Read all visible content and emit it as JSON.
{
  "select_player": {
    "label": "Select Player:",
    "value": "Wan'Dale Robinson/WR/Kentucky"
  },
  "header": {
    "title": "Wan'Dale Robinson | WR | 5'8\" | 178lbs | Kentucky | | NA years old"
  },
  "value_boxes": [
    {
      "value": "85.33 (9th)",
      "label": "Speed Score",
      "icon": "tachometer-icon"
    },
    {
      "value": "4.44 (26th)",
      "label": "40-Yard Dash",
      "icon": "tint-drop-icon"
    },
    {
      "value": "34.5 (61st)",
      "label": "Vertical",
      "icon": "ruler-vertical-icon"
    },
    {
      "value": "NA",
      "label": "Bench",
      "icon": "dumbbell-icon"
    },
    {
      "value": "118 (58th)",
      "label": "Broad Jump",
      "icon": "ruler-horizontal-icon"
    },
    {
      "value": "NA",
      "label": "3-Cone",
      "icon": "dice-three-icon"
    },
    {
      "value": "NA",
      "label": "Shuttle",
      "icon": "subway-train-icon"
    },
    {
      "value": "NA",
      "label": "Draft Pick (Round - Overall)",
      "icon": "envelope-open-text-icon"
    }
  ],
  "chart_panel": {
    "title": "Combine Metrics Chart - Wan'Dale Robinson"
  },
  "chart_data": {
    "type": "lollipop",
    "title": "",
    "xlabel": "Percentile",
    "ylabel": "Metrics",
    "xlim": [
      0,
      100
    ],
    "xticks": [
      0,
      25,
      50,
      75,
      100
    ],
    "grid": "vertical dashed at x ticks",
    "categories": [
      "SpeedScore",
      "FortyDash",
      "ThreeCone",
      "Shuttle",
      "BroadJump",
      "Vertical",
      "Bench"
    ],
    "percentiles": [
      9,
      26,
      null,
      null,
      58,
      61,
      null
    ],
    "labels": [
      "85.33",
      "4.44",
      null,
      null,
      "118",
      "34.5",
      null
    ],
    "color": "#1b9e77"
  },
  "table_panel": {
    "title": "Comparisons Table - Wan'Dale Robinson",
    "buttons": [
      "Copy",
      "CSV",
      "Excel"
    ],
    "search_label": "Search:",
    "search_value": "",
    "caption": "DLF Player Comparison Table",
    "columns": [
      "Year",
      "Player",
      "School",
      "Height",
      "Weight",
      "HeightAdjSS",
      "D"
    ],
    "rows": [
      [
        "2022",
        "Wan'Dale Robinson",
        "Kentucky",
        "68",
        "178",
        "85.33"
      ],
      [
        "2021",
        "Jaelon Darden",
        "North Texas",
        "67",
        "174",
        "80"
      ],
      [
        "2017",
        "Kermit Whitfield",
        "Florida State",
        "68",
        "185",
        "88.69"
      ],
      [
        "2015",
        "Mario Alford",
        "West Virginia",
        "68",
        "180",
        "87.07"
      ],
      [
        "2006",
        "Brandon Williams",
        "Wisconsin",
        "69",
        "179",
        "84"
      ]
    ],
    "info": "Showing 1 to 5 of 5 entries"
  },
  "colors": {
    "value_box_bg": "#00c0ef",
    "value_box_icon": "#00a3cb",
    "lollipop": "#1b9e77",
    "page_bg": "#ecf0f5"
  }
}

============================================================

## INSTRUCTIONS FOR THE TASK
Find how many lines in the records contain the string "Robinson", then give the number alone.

## RESULT BELOW
5